- MEC Alloy: An acronym for Max Energy Collision, this alloy is designed to repeatedly handle high pitch speeds and power-focused hitting.
- 5150 Alloy: Well known among players who love its consistently balanced feel, the 5150 is weighted in a smaller region of the barrel for a lower swing weight.
- R1 Alloy: As RIP-IT's most responsive alloy, this is a huge performance increase with more than twice the strength and elasticity as before.
Now take a look through this year's list of BBCOR Bats. Your choice depends on whether you're leaning toward alloy or composite, and which alloy sounds like it'll help you're game. You can find all of these baseball bats at Eastbay.
|2013 BBCOR Certified Baseball Bats|
|Bat Model||Barrel Material||Handle Material|
|DeMarini CF5||TR3 Composite||TR3 Composite|
|DeMarini Versus||SC4 Alloy||SC4 Alloy|
|DeMarini Vexxum||SC4 Alloy||C6 Composite|
|DeMarini Voodoo||SC4 Alloy||TR3 composite|
|Easton S1||IMX Composite||Composite|
|Easton XL1||IMX Composite||Composite|
|Louisville Slugger Exogrid 3||LS-2X Composite/AC21 Alloy||Composite Hybrid|
|Louisville Slugger Omaha||ST+20 Aluminum Alloy||Alloy|
|Marucci Black 2||AZ3000 Alloy||Alloy|
|Marucci Team||AZ3000 Alloye||Alloy|
|Miken RZR SHOK||T3000 Alloy||Alloy|
|Nike Show III||MEC Alloy||Alloy|
|Rawlings 5150||5150 Alloy||5150 Alloy|

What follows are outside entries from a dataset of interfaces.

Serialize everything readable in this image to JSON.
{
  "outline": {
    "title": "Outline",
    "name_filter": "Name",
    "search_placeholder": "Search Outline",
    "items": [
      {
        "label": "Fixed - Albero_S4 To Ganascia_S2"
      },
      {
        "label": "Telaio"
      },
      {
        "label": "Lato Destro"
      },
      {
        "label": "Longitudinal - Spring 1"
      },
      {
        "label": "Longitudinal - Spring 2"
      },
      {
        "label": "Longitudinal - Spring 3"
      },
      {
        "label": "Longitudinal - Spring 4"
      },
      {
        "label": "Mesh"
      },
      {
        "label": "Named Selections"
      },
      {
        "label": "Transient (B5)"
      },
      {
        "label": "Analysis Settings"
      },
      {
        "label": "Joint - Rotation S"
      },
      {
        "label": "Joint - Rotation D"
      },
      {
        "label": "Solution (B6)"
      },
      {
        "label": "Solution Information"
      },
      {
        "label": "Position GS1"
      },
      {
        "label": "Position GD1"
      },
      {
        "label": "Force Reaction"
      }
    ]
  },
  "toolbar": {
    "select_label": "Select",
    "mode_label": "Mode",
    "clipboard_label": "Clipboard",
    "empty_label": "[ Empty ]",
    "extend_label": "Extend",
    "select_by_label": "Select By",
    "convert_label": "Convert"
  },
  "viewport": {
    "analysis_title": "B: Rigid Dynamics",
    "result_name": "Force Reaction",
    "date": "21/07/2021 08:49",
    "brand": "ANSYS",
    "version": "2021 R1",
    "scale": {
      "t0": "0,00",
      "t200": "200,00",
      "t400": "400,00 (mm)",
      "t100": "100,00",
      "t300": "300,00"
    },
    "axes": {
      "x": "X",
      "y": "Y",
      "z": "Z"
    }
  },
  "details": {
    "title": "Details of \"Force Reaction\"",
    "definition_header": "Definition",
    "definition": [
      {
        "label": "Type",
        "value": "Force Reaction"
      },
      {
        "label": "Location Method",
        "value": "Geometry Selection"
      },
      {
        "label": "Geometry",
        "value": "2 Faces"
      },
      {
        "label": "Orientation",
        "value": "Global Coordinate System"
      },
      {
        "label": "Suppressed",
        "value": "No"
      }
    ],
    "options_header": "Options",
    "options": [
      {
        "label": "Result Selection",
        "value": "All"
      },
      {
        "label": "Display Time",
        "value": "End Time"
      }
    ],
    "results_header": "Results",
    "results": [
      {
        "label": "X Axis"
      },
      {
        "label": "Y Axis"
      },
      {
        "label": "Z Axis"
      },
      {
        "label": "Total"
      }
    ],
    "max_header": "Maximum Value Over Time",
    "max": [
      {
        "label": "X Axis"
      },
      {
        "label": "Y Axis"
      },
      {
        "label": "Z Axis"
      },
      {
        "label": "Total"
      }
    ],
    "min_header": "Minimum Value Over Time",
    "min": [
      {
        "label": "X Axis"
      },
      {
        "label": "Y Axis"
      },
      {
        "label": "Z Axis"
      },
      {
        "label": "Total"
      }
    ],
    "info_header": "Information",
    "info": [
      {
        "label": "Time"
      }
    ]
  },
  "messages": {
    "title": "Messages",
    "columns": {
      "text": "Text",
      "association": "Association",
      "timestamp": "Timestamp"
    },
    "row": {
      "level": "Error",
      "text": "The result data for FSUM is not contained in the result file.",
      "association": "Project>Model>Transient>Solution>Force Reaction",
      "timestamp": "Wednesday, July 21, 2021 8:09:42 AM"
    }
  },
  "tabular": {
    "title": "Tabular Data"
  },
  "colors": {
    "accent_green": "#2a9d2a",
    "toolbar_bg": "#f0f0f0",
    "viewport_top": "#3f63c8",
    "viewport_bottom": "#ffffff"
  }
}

|Rawlings Velo||5150 Alloy||5150 Alloy|
|RIP-IT Prototype||R1 Alloy||R1 Alloy|
|RIP-IT Prototype AIR||R1 Alloy||R1 Alloy|